Charles Owen, incidentally, is the helmet brand of choice for dressage supremo Silva Martin, who credits her helmet with saving her life during a 2014 schooling accident. She shared the story with SmartPak, and you can read it in full here, but here’s a helpful debrief:
It was in 2014, just two weeks after Silva’s gold medal win with Rose Cha W as a part of the U.S. Team at the Wellington Nation’s Cup, that Silva had an accident of her own.
“If I didn’t have the helmet on that day, I would for sure not have made it.”
The ride was routine, schooling a mare on the piaffe. There was no big spook, or flapping tarp, not even a loose dog. The mare simply got a leg stuck in the fencing of the arena by accident. In her surprise and effort to keep her balance, the horse flung her head back, making direct contact with Silva’s face. Stunned, Silva fell from the saddle and was hit by the mare’s back leg as she got untangled from the arena fencing. Says Silva, “It was definitely not the horse’s fault, she did nothing wrong. She just tripped over; it was the most boring accident.”
From that fall, Silva suffered a seizure, a mid-brain bleed, and was lifted by helicopter to nearby Delray Hospital. She remembers none of it, not the falling, nor the helicopter. She does know, however, that at the hospital she was told surgery was not an option and if the bleeding did not stop, she would die.
Eventually, Silva made it home to their farm in Pennsylvania where she was treated at Bryn Mawr Rehab Hospital. Her continued recovery for a year consisted of outpatient therapy for six days a week as well as continued daily support from friends and family. It wasn’t easy, as Silva recalls, “I had to learn how to walk and how to talk for over a year. I was 100% dependent on other people.”
After a long, hard-fought rehabilitation and being cleared by her doctors, Silva made her return to the show ring. Her first competition back required a new routine including naps between each ride, as she wasn’t able to stay awake for long. Even “getting back on the horse” so to speak was no longer the same.
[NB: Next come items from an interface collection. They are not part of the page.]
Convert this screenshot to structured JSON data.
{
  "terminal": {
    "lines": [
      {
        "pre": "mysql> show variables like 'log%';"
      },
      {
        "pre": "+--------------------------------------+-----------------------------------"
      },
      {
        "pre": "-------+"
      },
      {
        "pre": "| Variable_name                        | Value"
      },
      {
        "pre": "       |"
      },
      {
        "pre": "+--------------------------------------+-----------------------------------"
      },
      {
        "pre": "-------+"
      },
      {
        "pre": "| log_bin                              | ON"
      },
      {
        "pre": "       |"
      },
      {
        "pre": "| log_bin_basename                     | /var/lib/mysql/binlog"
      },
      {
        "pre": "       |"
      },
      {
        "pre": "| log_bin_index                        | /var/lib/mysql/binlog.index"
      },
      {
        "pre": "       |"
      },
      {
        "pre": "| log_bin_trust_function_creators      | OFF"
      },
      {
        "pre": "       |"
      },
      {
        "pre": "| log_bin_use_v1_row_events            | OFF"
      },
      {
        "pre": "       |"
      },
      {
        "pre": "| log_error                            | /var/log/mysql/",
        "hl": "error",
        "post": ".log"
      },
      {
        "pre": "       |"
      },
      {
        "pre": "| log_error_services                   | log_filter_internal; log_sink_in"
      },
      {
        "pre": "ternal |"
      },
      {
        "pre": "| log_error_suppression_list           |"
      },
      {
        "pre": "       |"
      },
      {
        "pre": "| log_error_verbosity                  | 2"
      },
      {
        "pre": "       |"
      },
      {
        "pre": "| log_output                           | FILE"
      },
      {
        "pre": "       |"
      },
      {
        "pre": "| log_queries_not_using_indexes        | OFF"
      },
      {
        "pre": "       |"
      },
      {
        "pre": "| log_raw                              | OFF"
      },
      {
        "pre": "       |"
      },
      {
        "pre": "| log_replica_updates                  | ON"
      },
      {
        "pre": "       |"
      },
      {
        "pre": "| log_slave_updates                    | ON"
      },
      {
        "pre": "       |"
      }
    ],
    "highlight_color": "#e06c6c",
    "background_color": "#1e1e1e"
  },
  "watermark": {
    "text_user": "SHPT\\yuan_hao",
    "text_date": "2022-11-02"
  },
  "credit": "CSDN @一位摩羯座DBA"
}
Silva’s team was there to support her—both emotionally and physically as she was nearly lifted onto her horse—but Silva remembers how good it felt to get back in the ring and do it again.
Since then, Silva continues to recover both in and out of the saddle. As a result of the accident, she only has vision in one eye and a skewed sense of depth perception. Riding down centerline is still the same high, but is more challenging.
Now at Windurra USA, the main training facility owned by Silva and her husband Boyd Martin, they stress the importance and necessity of helmets for every ride. According to Silva, “Nobody at our place gets on without a helmet ever.” This includes the Martin’s two small boys, Nox and Leo. Silva says her children don’t know life without a helmet. They don’t question if you should or should not put a helmet on before getting on a horse—it’s just what you do.
“Even now, if the doctor’s look at my injury they say they cannot believe I’m walking and talking and that if I hadn’t had that helmet on, there’s no question that I would have died.”
Want more info on helmet safety, and how the technology is progressing? Check out this insightful episode of the US Eventing Podcast, in which Dr. Barry Miller of Virginia Tech’s Helmet Lab and Catherine Winter of Ride EquiSafe discuss the data on biomechanics, injury risks, and how hats are levelling up to keep you as safe as possible.